There are two different accepted methods of conducting research in social sciences. These are quantitative and qualitative research studies. Both methods can be used to test hypotheses by carrying out investigations with groups of participants, but they achieve that in different ways. Quantitative research relies solely on numbers. For instance, the researcher may give out surveys to a large number of participants and then analyze the data from their answers by looking for patterns and correlations among different variables. In these studies, numerical data are analyzed using various statistical methods, and the researcher may not have to ever talk to any participants face-to-face.
When conducting qualitative research, the researcher often relies on a smaller group of participants, often conducts individual interviews with them and is interested in hearing their perspectives. The goal of a qualitative study isn't to find wide generalizations but to identify and analyze specific examples of a certain phenomenon and consider its possible implications. Qualitative methods often include in-depth interviews, group discussions and general participant observations by the researcher.
Why an Introduction is Important
An introduction is a crucial part of your study because it gives your readers a road map of what they can expect in reading your paper. It doesn't need to be long or elaborate, but it has to include the following elements.
State the Problem
Introduce the reader to the issue that your study addresses. Provide a concise overview of the problem and mention briefly how previous studies (if any) attempted to solve it. Don't go into details here. You'll have a chance to write a more in-depth literature review later.
Describe the Methods
Give the reader a brief overview (a couple of sentences will suffice) of the methodology you employed in your study. This is where you make it clear that your study relies on qualitative research methods. Again, don't go into as much detail as you will later in the methodology section.
State the Conclusion
That’s right. State the conclusion right in the introduction. It can be tempting to keep this part a secret until the reader gets to the end (why give everything away, you may be thinking?), but remember, you’re not writing a work of fiction. Your reader doesn't want to be surprised. They want an overview of what to expect in the conclusion and how you got there.

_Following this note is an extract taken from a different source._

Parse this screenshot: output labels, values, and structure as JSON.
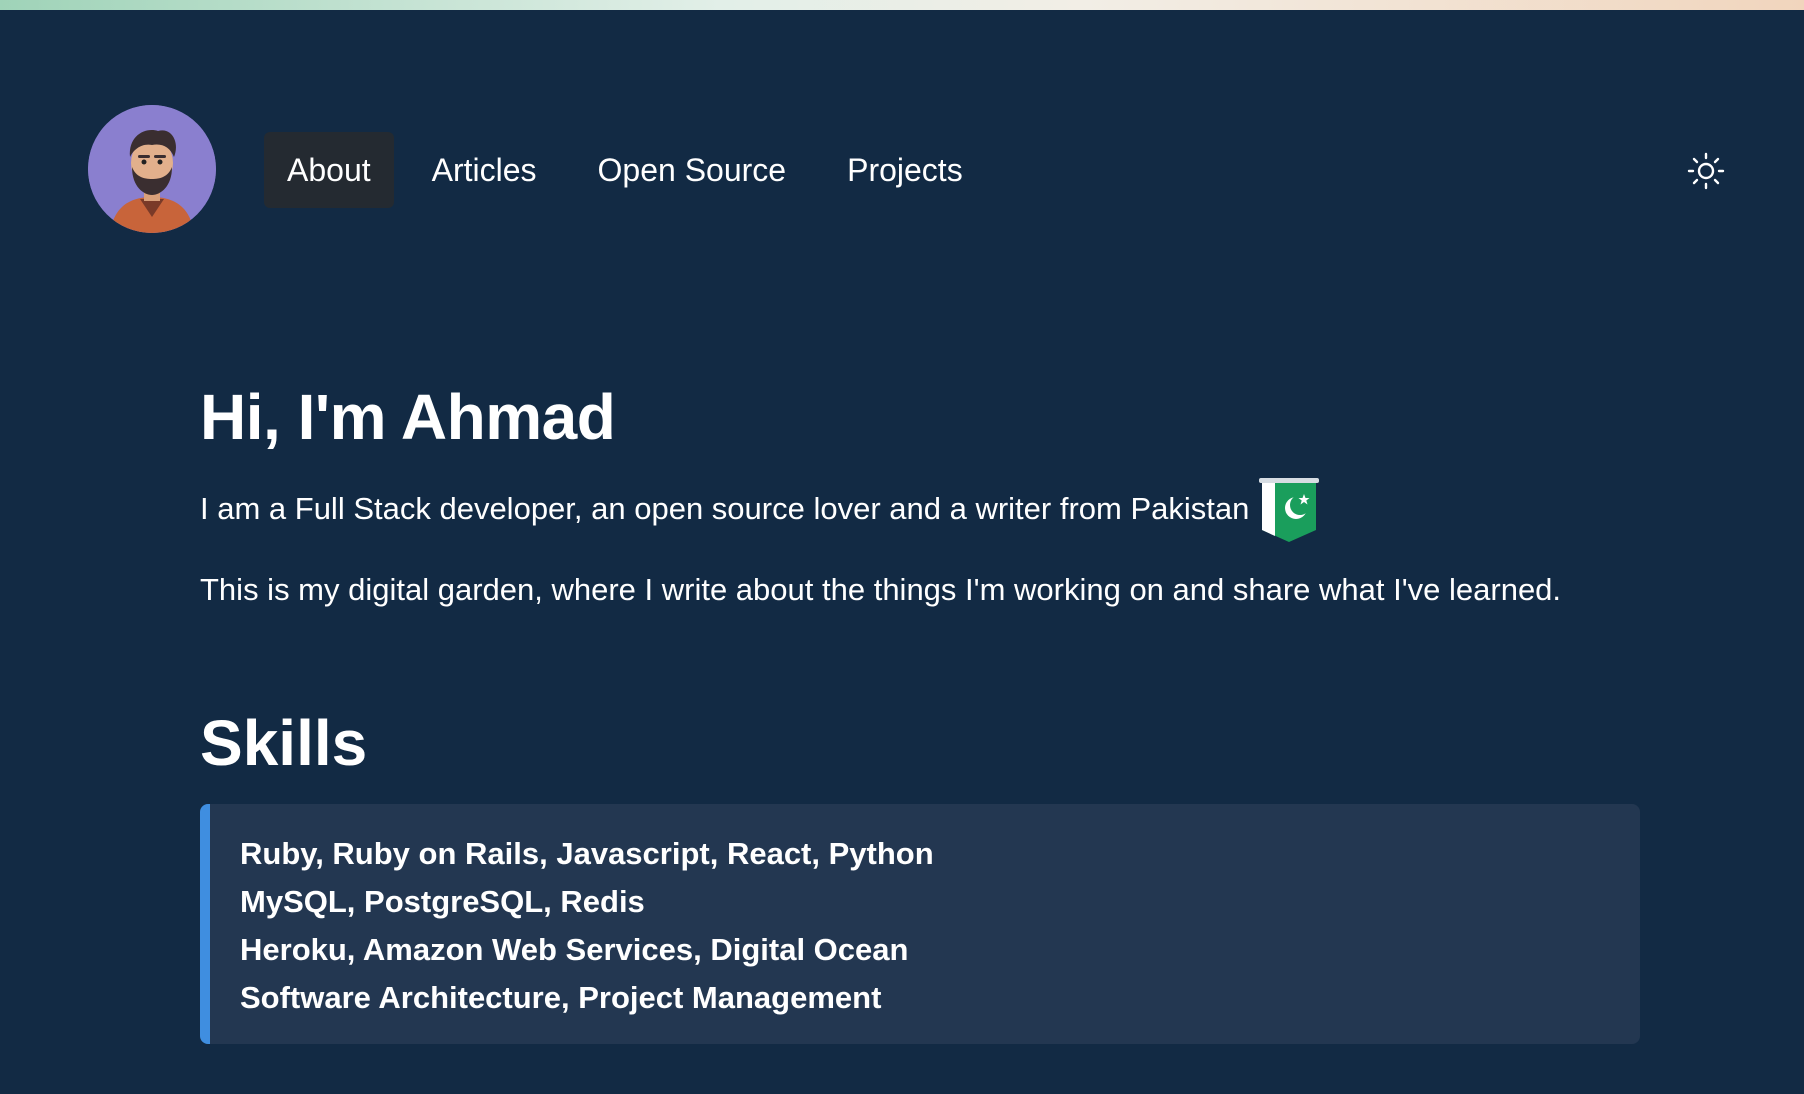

Address the Bigger Picture
Explain why this study is important in the bigger scheme of things. Think beyond the particular problem that your study addresses. What bigger questions will it help solve?